from Saigon. Saigon was also about to fall to the Viet Cong, she was told, and invited
along to witness it.
She spent four months there, initially hopeful that peace had finally come to Indochina.
"I thought the war was over, but in fact I had to come back to cover the war
again in 1977 and 1978.
"Every year, I thought this would be the end of the war. But after the big war
against the United States, there were small wars with China and Cambodia.
"I love both [Vietnam and Cambodia] and I thought they would have cooperation
after the war, but they did not. In fact the struggle was really cruel."
In the late 1970s, she went to see Vietnamese villages attacked by the Khmer Rouge.
She recalls meeting Heng Samrin - a former Khmer Rouge who was later to lead Cambodia
under the Vietnamese occupation - in a camp in Vietnam.
When Vietnam invaded Cambodia, Warnenska was one of the first outsiders to arrive
in Phnom Penh in 1979.
"The first day it was crazy. To see this town was even more terrible than to
see the places bombed by the Americans in North Vietnam. The city still existed,
but it was dead.
"I went straight from the airport to Tuol Sleng [torture center]...the torture
tools were still there - as well as the blood.
"I spent twelve days in Phnom Penh. I was staying at the Samaki [Royal] hotel
and I saw the people coming back into the city. They told me their stories,"
she said. "They were not afraid, except for the kids."
She remembers meeting one man in particular: "He was old and very dignified.
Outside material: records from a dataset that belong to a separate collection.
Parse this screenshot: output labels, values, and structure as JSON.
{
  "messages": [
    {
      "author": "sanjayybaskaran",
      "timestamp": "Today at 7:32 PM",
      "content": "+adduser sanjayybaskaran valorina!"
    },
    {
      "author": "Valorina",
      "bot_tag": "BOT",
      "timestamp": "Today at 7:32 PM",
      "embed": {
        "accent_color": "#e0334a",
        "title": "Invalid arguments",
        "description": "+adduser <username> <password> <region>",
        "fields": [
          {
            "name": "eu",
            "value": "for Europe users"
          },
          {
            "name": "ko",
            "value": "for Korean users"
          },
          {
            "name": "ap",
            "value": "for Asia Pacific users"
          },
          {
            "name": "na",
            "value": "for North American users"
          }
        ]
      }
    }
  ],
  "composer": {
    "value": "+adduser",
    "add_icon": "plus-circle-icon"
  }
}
He asked me 'Can you have this letter sent to my wife who lives in France?'
"I asked him about his life and he said: 'My name is Sisowath. I am member of
the Royal family and I have come back from forced evacuation in the countryside.
I was hunting birds in the rice fields to eat'."
Year after year, Warnenska returned to Cambodia to check on its slow rebirth from
tragedy and trauma. She compared it to the revival of the Polish capital Warsaw after
World War II.
On her latest trip, her first since 1989, the continuing plight of the people still
"It slowly moves forward, but people are so tired. I wish for the situation
to improve. It is always better than death camps, but still they have to fight every
day for their living."
It was as a novelist, not a journalist, that she has come here on her recent trip.
But she concedes she would have liked to have gone to Phnom Malai and interviewed
Had she done so, she would have had some personal questions - and a message - for
"I interviewed Sary's mother in 1980 in Kampuchea Krom [southern Vietnam]. She
asked me whether I had met her son. For me it was as if I were asked whether I had
met with Hitler.
"She showed me his wedding picture," she recounts, adding that Sary's mother
did not understand what people held against her son.
"I do not know anything about him. The police keep on asking me about his whereabouts,"
Sary's mother told her.
"'If you see him, just tell him that I am old and alone. All the neighbors have
families - I don't,' she told me," Warnenska says.
"You know, if I still worked for my newspaper, I would go to Malai and ask this
guy why he didn't even sends news to his mother," she says determinedly.
Sary's mother is now dead, and Warnenska doesn't have a newspaper to write for anymore.
But she doesn't mind. "It would be too difficult to explain" she says of
So rather than report, Warnenska is writing a novel: a love story between a Polish
archeologist and a Khmer woman set in the 1970s.
"I need to check a few things in Phnom Penh for my novel," she says of
her visit, adding that she went to the French embassy to have a glimpse of the place
where expatriates were kept in April 1975 before being shipped out of the country.
She also went to Angkor and recognized the first image she ever saw of Cambodia.
"It was during the Second World War. I was sixteen and I looked at an old paper
from before the war. There was this picture of wood and stone: temples in Angkor
captioned 'Cambodia'. That was the first time I saw Angkor."
Warnenska doesn't know when she will give up traveling- in November she was in East
Timor - but hopes to return to Phnom Penh again.
In the meantime, there's a novel to write from her home in Poland, decorated with
ornaments from the many countries where she has witnessed history in the making,
"I'm going back to my imaginary Cambodia," she said before her departure.